AP Photo/Patrick Semansky
Case Advances Against Trump State Dept’s Unlawful “Public Charge” Policies
Our filing follows the court’s decision last September rejecting the Trump administration’s attempt to dismiss the case and concluding that President Trump’s many offensive comments about immigrants “plausibly constitute prejudice” that motivated the drastic upending of longstanding U.S. immigration policy. The motion for summary judgment was filed on May 15, 2020. The case now seeks to invalidate both the 2018 FAM change and the 2019 Interim Final Rule.
In January 2018, the Trump Administration made an unlawful, under-the-radar change to the State Department’s definition of “public charge,” a provision in immigration law that limits who may come to the United States. Specifically, the State Department amended the Foreign Affairs Manual to allow consular officers to consider whether visa applicants or their family members, including their U.S. citizen family members, have received non-cash benefits. Non-cash benefits include essential public programs like free school lunches, public health vaccinations, and Head Start. The State Department provided no prior notice of this change, nor any explanation for why it decided to deviate from the decades-old definition of public charge which explicitly prohibited consular officers from considering the use of such programs. We’re suing in partnership with the City of Baltimore.
The Trump Administration’s attempts to expand the meaning of public charge deter immigrants and their families from using programs for which they’re legally eligible. The Department of Homeland Security recently issued a similar proposed rule regarding public charge and solicited public comment. In that rule, the Department expressly acknowledged that families and cities will be hurt by these changes–facing higher rates of communicable diseases, malnourished infants, and poverty and homelessness.

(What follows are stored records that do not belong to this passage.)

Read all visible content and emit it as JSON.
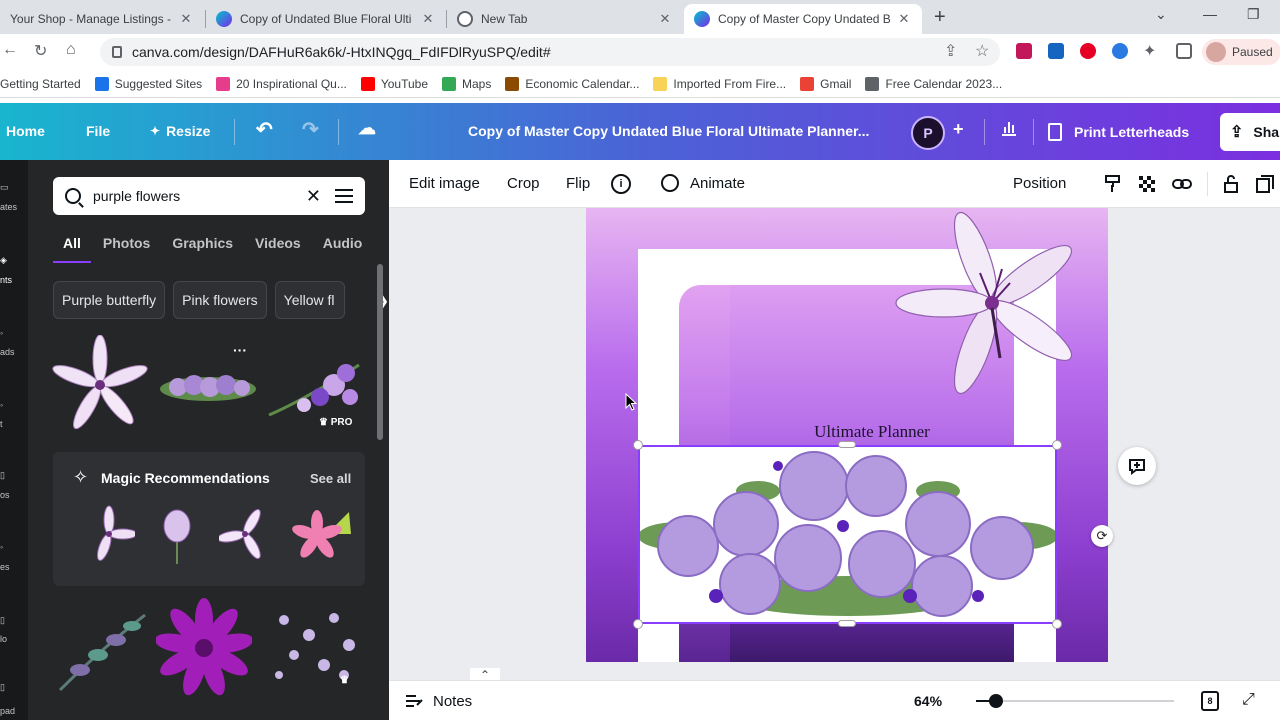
{
  "browser": {
    "tabs": [
      {
        "title": "Your Shop - Manage Listings - Et",
        "active": false
      },
      {
        "title": "Copy of Undated Blue Floral Ulti",
        "active": false
      },
      {
        "title": "New Tab",
        "active": false
      },
      {
        "title": "Copy of Master Copy Undated B",
        "active": true
      }
    ],
    "url": "canva.com/design/DAFHuR6ak6k/-HtxINQgq_FdIFDlRyuSPQ/edit#",
    "profile_status": "Paused",
    "bookmarks": [
      {
        "label": "Getting Started",
        "color": "#ffffff"
      },
      {
        "label": "Suggested Sites",
        "color": "#1a73e8"
      },
      {
        "label": "20 Inspirational Qu...",
        "color": "#e63d8a"
      },
      {
        "label": "YouTube",
        "color": "#ff0000"
      },
      {
        "label": "Maps",
        "color": "#34a853"
      },
      {
        "label": "Economic Calendar...",
        "color": "#8a4b00"
      },
      {
        "label": "Imported From Fire...",
        "color": "#f7d358"
      },
      {
        "label": "Gmail",
        "color": "#ea4335"
      },
      {
        "label": "Free Calendar 2023...",
        "color": "#5f6368"
      }
    ]
  },
  "canva_header": {
    "home": "Home",
    "file": "File",
    "resize": "Resize",
    "doc_title": "Copy of Master Copy Undated Blue Floral  Ultimate Planner...",
    "avatar_initials": "P",
    "print_button": "Print Letterheads",
    "share_button": "Sha"
  },
  "left_rail": {
    "labels": [
      "ates",
      "nts",
      "ads",
      "t",
      "os",
      "es",
      "lo",
      "pad"
    ]
  },
  "side_panel": {
    "search_query": "purple flowers",
    "tabs": [
      "All",
      "Photos",
      "Graphics",
      "Videos",
      "Audio"
    ],
    "active_tab": "All",
    "chips": [
      "Purple butterfly",
      "Pink flowers",
      "Yellow fl"
    ],
    "pro_badge": "PRO",
    "magic_title": "Magic Recommendations",
    "see_all": "See all"
  },
  "context_toolbar": {
    "edit_image": "Edit image",
    "crop": "Crop",
    "flip": "Flip",
    "info": "i",
    "animate": "Animate",
    "position": "Position"
  },
  "canvas": {
    "page_title": "Ultimate Planner"
  },
  "footer": {
    "notes": "Notes",
    "zoom": "64%",
    "zoom_fraction": 0.1,
    "page_count": "8"
  },
  "colors": {
    "header_start": "#19b5cf",
    "header_end": "#7b2fe0",
    "selection": "#8b3dff",
    "panel_bg": "#252627"
  }
}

Yet despite the significance of these policy changes, the Trump Administration nonetheless decided to implement the State Department policy without any serious consideration of its effects, or opportunity for public comment.
We partnered with Baltimore to file a lawsuit defending immigrants against the Trump Administration’s attacks. Baltimore and its residents have already begun to feel the impact. To offer just one example, enrollment in the city’s Head Start program has virtually ceased among the city’s African immigrant population since the start of the 2018 school year. Our lawsuit explains that the State Department change was motivated by the Trump Administration’s well-known hostility towards certain immigrant groups—most notably Hispanic, Asian, and African communities—and violated the federal laws governing administrative agencies, including the Constitution’s guarantee of Equal Protection. We’re asking the Court to declare the changes void and require consular officers to consider visa applications using the previous criteria.
The government must respond to our lawsuit in the coming months.
November 28, 2018
We filed suit, alleging that the State Department’s attempt to expand the meaning of public charge is unlawful.
February 25, 2019
Trump administration moves to dismiss our lawsuit
The filing acknowledged that State’s public charge change could result in more visa rejections: “It is true that application of the new guidance, compared to the earlier guidance, could potentially lead to individuals being denied visas on 'public charge' grounds more frequently.” Forbes: New Data Reveal State Department Visa Denials Surged In 2018Learn More
February 27, 2019
New data shows that visa denials increased more than 300% after State’s unlawful public charge policy was implemented
FY2018 visa statistics show that the Department initially rejected 13,450 immigrant visa applicants as inadmissible on public charge grounds. This represents a 316 percent increase from 2017, when 3,237 immigrant visas were initially denied on public charge grounds. ABC News: Trump administration to deny more visa applicants who've used public assistanceLearn More
March 15, 2019
Baltimore files opposition spotlighting the new data demonstrating harmLearn More
March 22, 2019
In Four “Friend of the Court” Briefs, Supporters Detail Harms Caused by Trump Administration's Unlawful Change to Immigration Policy
A coalition of 19 states, 17 cities and counties, 10 civil rights organizations, and five Maryland immigrant advocates laid out the many different harms caused by this unlawful and discriminatory change to the definition of public charge, which range from rising costs for states and local governments to families refusing to seek medical or food assistance for which they are eligible out of fear that they, or a loved one, would be denied a visa under the new policy.Learn More
In the news
AP News / November 28, 2018
CNN / November 28, 2018
AP / November 28, 2018
- Complaint As Filed (pdf / 901 KB)
- Motion for Stay (pdf / 139 KB)
- Opposition to Stay (pdf / 195 KB)
- Order Denying Stay (pdf / 42 KB)
- Motion to Dismiss (pdf / 375 KB)
- State Amicus (pdf / 450 KB)
- Cities and Counties Amicus (pdf / 288 KB)
- Civil Rights Amicus (pdf / 122 KB)
- Maryland Organizations Amicus (pdf / 241 KB)
- Opposition to Motion to Dismiss (pdf / 620 KB)
- Government's Reply (pdf / 255 KB)